(Records excerpted from a collection)
————
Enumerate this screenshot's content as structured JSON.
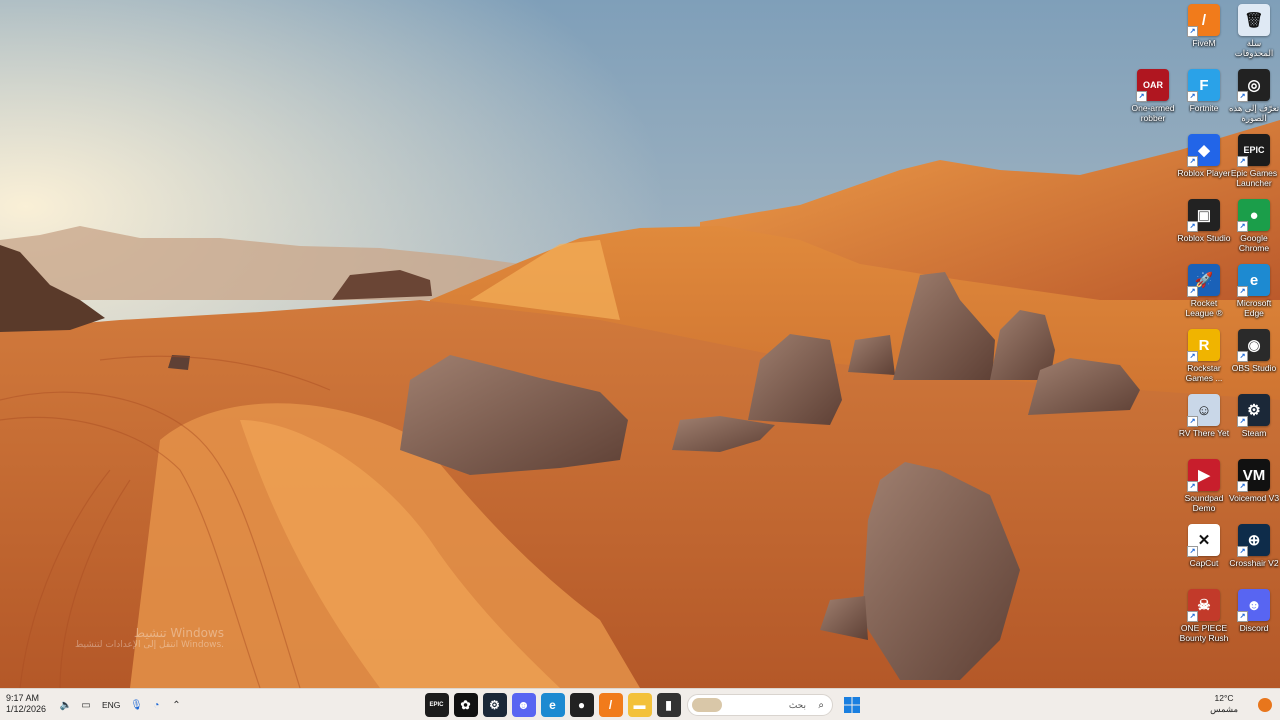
{
  "desktop": {
    "icons": [
      {
        "label": "FiveM",
        "name": "fivem-icon",
        "color": "#f17b1b",
        "glyph": "/"
      },
      {
        "label": "سلة المحذوفات",
        "name": "recycle-bin-icon",
        "color": "#dfe9f4",
        "glyph": "🗑"
      },
      {
        "label": "One-armed robber",
        "name": "one-armed-robber-icon",
        "color": "#b01620",
        "glyph": "OAR"
      },
      {
        "label": "Fortnite",
        "name": "fortnite-icon",
        "color": "#2aa2e8",
        "glyph": "F"
      },
      {
        "label": "تعرّف إلى هذه الصورة",
        "name": "learn-about-picture-icon",
        "color": "#222",
        "glyph": "◎"
      },
      {
        "label": "Roblox Player",
        "name": "roblox-player-icon",
        "color": "#2265e8",
        "glyph": "◆"
      },
      {
        "label": "Epic Games Launcher",
        "name": "epic-games-icon",
        "color": "#1c1c1c",
        "glyph": "EPIC"
      },
      {
        "label": "Roblox Studio",
        "name": "roblox-studio-icon",
        "color": "#222",
        "glyph": "▣"
      },
      {
        "label": "Google Chrome",
        "name": "chrome-icon",
        "color": "#1b9e4a",
        "glyph": "●"
      },
      {
        "label": "Rocket League ®",
        "name": "rocket-league-icon",
        "color": "#1a61b8",
        "glyph": "🚀"
      },
      {
        "label": "Microsoft Edge",
        "name": "edge-icon",
        "color": "#1d8ad1",
        "glyph": "e"
      },
      {
        "label": "Rockstar Games ...",
        "name": "rockstar-icon",
        "color": "#f0b400",
        "glyph": "R"
      },
      {
        "label": "OBS Studio",
        "name": "obs-icon",
        "color": "#2a2a2a",
        "glyph": "◉"
      },
      {
        "label": "RV There Yet",
        "name": "rv-there-yet-icon",
        "color": "#c9d7e8",
        "glyph": "☺"
      },
      {
        "label": "Steam",
        "name": "steam-icon",
        "color": "#1b2838",
        "glyph": "⚙"
      },
      {
        "label": "Soundpad Demo",
        "name": "soundpad-icon",
        "color": "#c81e2c",
        "glyph": "▶"
      },
      {
        "label": "Voicemod V3",
        "name": "voicemod-icon",
        "color": "#111",
        "glyph": "VM"
      },
      {
        "label": "CapCut",
        "name": "capcut-icon",
        "color": "#fff",
        "glyph": "✕"
      },
      {
        "label": "Crosshair V2",
        "name": "crosshair-icon",
        "color": "#0e2c4a",
        "glyph": "⊕"
      },
      {
        "label": "ONE PIECE Bounty Rush",
        "name": "one-piece-icon",
        "color": "#c23a2a",
        "glyph": "☠"
      },
      {
        "label": "Discord",
        "name": "discord-icon",
        "color": "#5865f2",
        "glyph": "☻"
      }
    ],
    "watermark_title": "تنشيط Windows",
    "watermark_sub": "انتقل إلى الإعدادات لتنشيط Windows."
  },
  "taskbar": {
    "time": "9:17 AM",
    "date": "1/12/2026",
    "language": "ENG",
    "search_placeholder": "بحث",
    "weather_temp": "12°C",
    "weather_desc": "مشمس",
    "apps": [
      {
        "name": "epic-games-taskbar-icon",
        "color": "#1c1c1c",
        "glyph": "EPIC"
      },
      {
        "name": "chatgpt-taskbar-icon",
        "color": "#111",
        "glyph": "✿"
      },
      {
        "name": "steam-taskbar-icon",
        "color": "#1b2838",
        "glyph": "⚙"
      },
      {
        "name": "discord-taskbar-icon",
        "color": "#5865f2",
        "glyph": "☻"
      },
      {
        "name": "edge-taskbar-icon",
        "color": "#1d8ad1",
        "glyph": "e"
      },
      {
        "name": "browser-taskbar-icon",
        "color": "#222",
        "glyph": "●"
      },
      {
        "name": "fivem-taskbar-icon",
        "color": "#f17b1b",
        "glyph": "/"
      },
      {
        "name": "file-explorer-taskbar-icon",
        "color": "#f3c13a",
        "glyph": "▬"
      },
      {
        "name": "terminal-taskbar-icon",
        "color": "#333",
        "glyph": "▮"
      }
    ]
  }
}
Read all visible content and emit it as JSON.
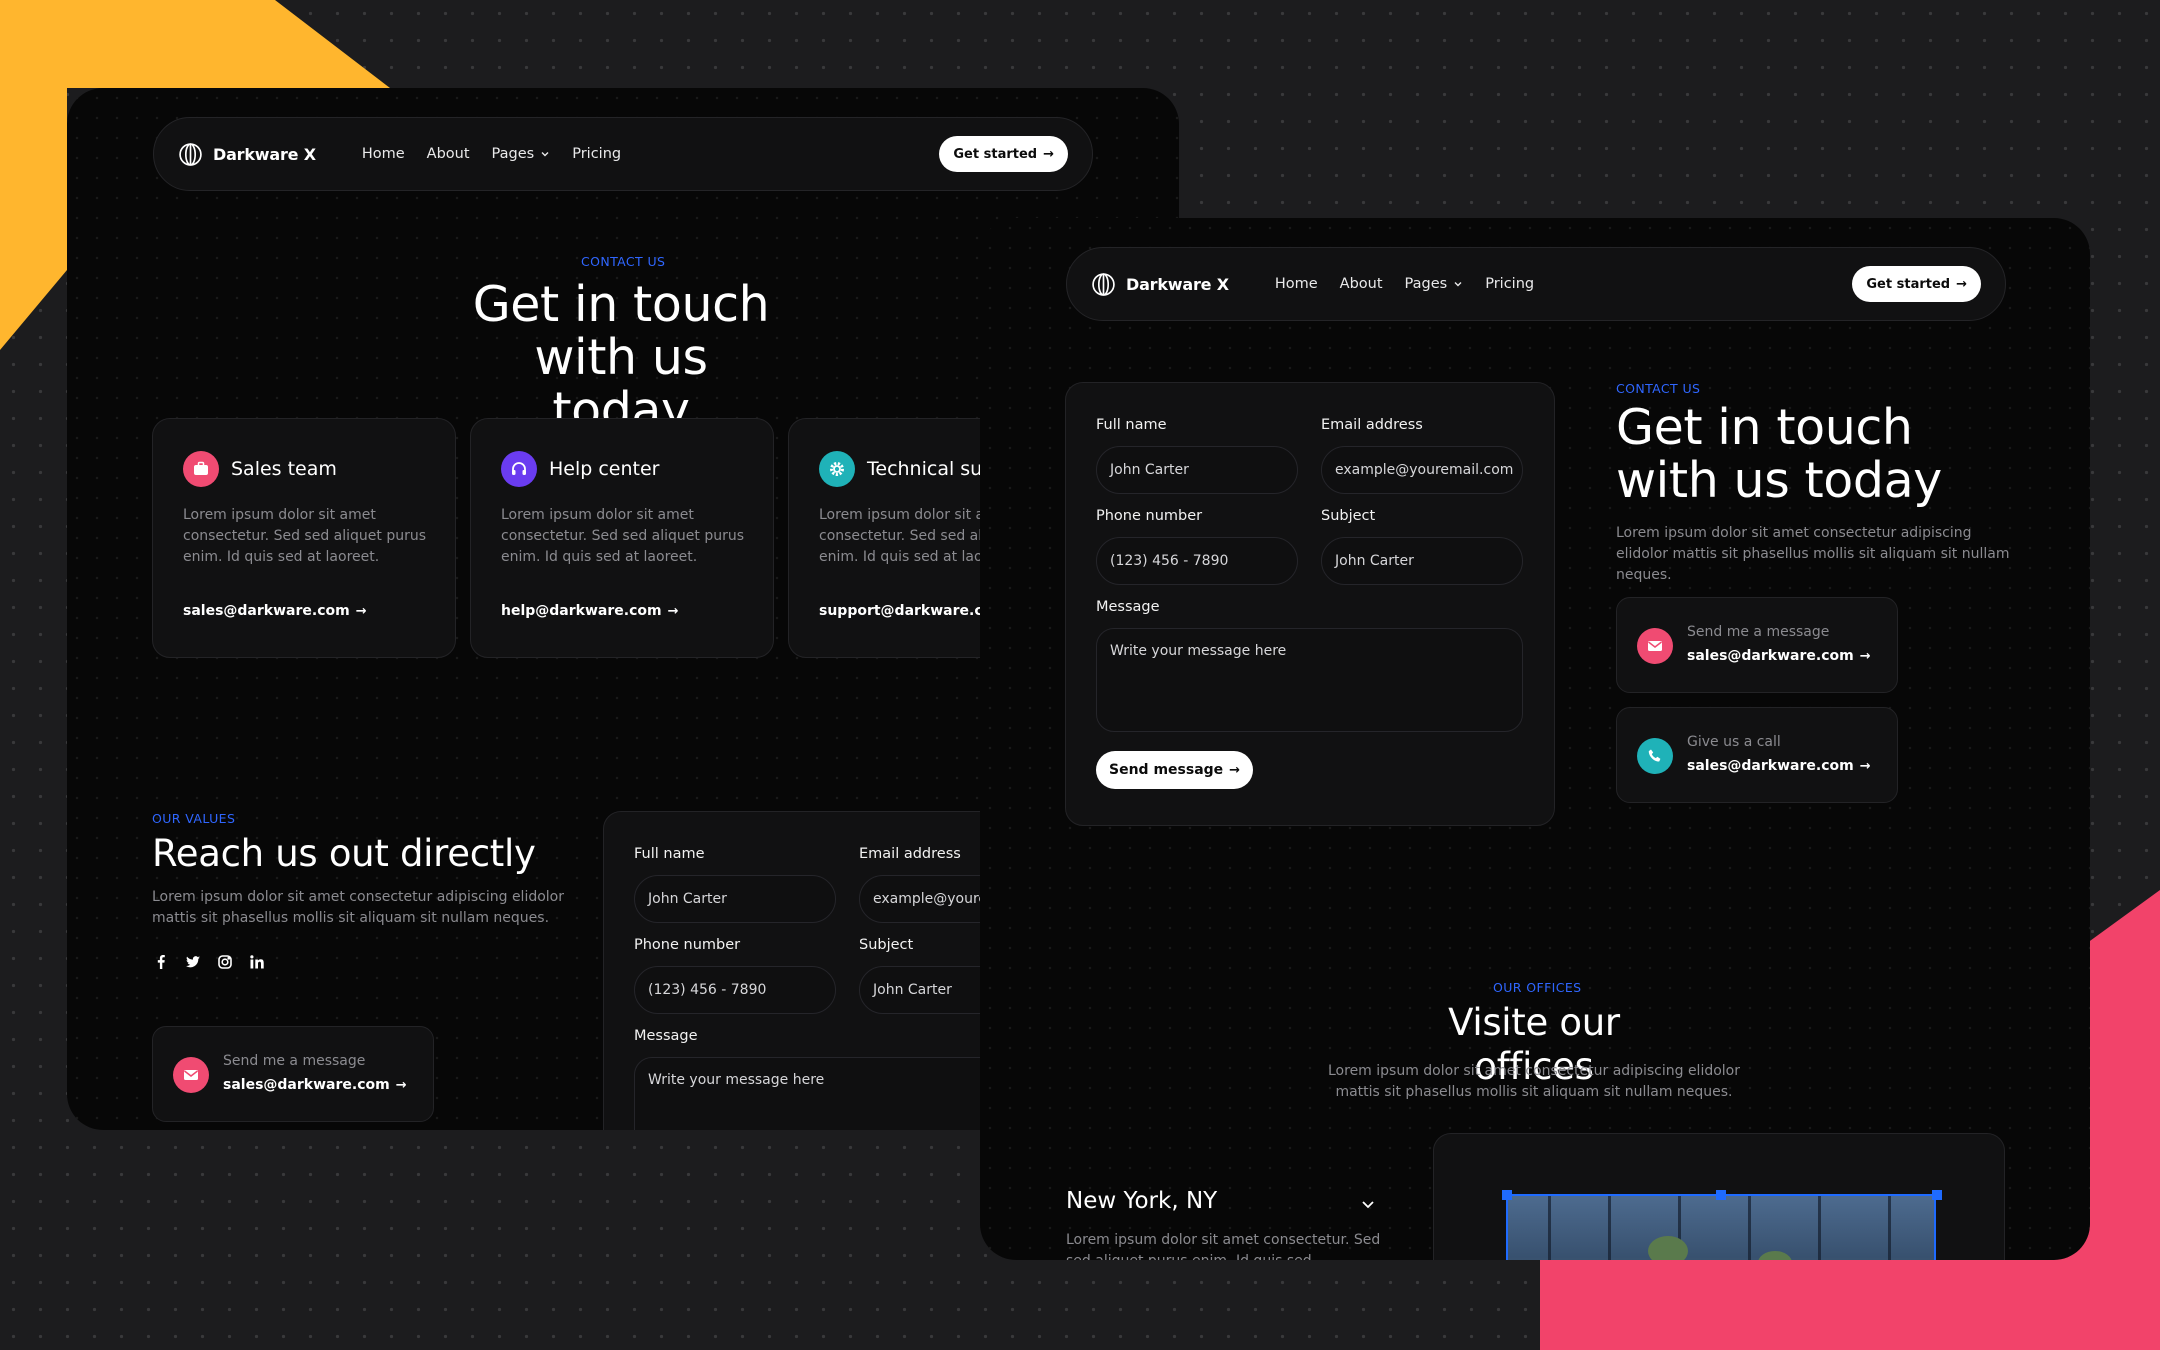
{
  "colors": {
    "background": "#1c1c1e",
    "window": "#070707",
    "accent_blue": "#2f66ff",
    "sun_yellow": "#ffb62e",
    "blob_pink": "#f2436a",
    "sales_pink": "#f04b72",
    "help_purple": "#6a3cf0",
    "tech_teal": "#1fb2b8"
  },
  "brand": {
    "name": "Darkware X",
    "logo_icon": "globe-icon"
  },
  "nav": {
    "links": [
      "Home",
      "About",
      "Pages",
      "Pricing"
    ],
    "cta": "Get started"
  },
  "left_page": {
    "hero": {
      "eyebrow": "CONTACT US",
      "title_line1": "Get in touch",
      "title_line2": "with us today"
    },
    "cards": [
      {
        "icon": "briefcase-icon",
        "title": "Sales team",
        "text": "Lorem ipsum dolor sit amet consectetur. Sed sed aliquet purus enim. Id quis sed at laoreet.",
        "link": "sales@darkware.com"
      },
      {
        "icon": "headset-icon",
        "title": "Help center",
        "text": "Lorem ipsum dolor sit amet consectetur. Sed sed aliquet purus enim. Id quis sed at laoreet.",
        "link": "help@darkware.com"
      },
      {
        "icon": "gear-icon",
        "title": "Technical support",
        "text": "Lorem ipsum dolor sit amet consectetur. Sed sed aliquet purus enim. Id quis sed at laoreet.",
        "link": "support@darkware.com"
      }
    ],
    "values": {
      "eyebrow": "OUR VALUES",
      "title": "Reach us out directly",
      "text": "Lorem ipsum dolor sit amet consectetur adipiscing elidolor mattis sit phasellus mollis sit aliquam sit nullam neques.",
      "social_icons": [
        "facebook-icon",
        "twitter-icon",
        "instagram-icon",
        "linkedin-icon"
      ]
    },
    "message_card": {
      "label": "Send me a message",
      "link": "sales@darkware.com"
    }
  },
  "form": {
    "full_name_label": "Full name",
    "full_name_value": "John Carter",
    "email_label": "Email address",
    "email_value": "example@youremail.com",
    "phone_label": "Phone number",
    "phone_value": "(123) 456 - 7890",
    "subject_label": "Subject",
    "subject_value": "John Carter",
    "message_label": "Message",
    "message_placeholder": "Write your message here",
    "submit": "Send message"
  },
  "right_page": {
    "hero": {
      "eyebrow": "CONTACT US",
      "title_line1": "Get in touch",
      "title_line2": "with us today",
      "text": "Lorem ipsum dolor sit amet consectetur adipiscing elidolor mattis sit phasellus mollis sit aliquam sit nullam neques."
    },
    "message_card": {
      "label": "Send me a message",
      "link": "sales@darkware.com"
    },
    "call_card": {
      "label": "Give us a call",
      "link": "sales@darkware.com"
    },
    "offices": {
      "eyebrow": "OUR OFFICES",
      "title": "Visite our offices",
      "text_line1": "Lorem ipsum dolor sit amet consectetur adipiscing elidolor",
      "text_line2": "mattis sit phasellus mollis sit aliquam sit nullam neques.",
      "first_office": "New York, NY",
      "first_office_text": "Lorem ipsum dolor sit amet consectetur. Sed sed aliquet purus enim. Id quis sed."
    }
  }
}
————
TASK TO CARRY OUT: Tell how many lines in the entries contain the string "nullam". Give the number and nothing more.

RESULT: 3